Petunias originated in Argentina and the surrounding region. They get their name from a word the French borrowed – ‘petun’– meaning tobacco.
The common garden Petunia, Petunia x hybrida is a result of crosses between Petunia axillaris, Petunia inflata and Petunia violaceae all of which are native to South America. Petunias are closely related to tobacco, tomatoes and potatoes and come from the Solanaceae family. There are approximately 35 species in this genus, two of the oldest types being Grandifloras, which have large flowers, and Multifloras, which hold up better in the rain.
There are many hybrid varieties on the market with ruffled or smooth petals, striped and veined in a variety of colours. This hardy annual grows from seeds and is a prolific bloomer. Petunias look attractive in window boxes, hanging baskets and pots and can be planted along edges and borders.
Set seeds in Pro Mix using same method as with Marigolds which was outlined last week. You can also buy small plants from nurseries. Petunias like well-drained soil but like to be moist. They grow best in full sun. Fertilize with Miracle Gro Plant Food every 7-14 days.
Petunia flowers looks like small trumpets and have a mild scent like cinnamon. They are attractive to humming birds and butterflies.
In the UK and the USA petunias can be seen everywhere in parks, gardens and walkways looking like a carpet. Window boxes, borders and edges are neatly planted in a rainbow of colours along with hanging baskets on either sides of doorways.
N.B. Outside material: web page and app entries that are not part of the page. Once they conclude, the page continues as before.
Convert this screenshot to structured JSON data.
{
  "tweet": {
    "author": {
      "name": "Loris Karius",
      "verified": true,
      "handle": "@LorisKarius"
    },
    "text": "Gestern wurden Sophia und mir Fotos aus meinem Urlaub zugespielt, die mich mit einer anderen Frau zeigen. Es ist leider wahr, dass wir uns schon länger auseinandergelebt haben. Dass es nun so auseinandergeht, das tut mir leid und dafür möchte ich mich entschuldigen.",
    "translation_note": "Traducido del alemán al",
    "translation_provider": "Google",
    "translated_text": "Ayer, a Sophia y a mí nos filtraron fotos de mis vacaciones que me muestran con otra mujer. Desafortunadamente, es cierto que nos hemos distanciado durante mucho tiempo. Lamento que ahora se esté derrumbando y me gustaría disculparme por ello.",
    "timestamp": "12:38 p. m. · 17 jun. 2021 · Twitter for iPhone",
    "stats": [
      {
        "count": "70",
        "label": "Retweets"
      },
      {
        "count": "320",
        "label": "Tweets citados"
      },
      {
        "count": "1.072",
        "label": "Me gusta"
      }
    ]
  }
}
It is amazing how people take care of their flowers and plants. It is a sight to behold!
Until next week, happy gardening!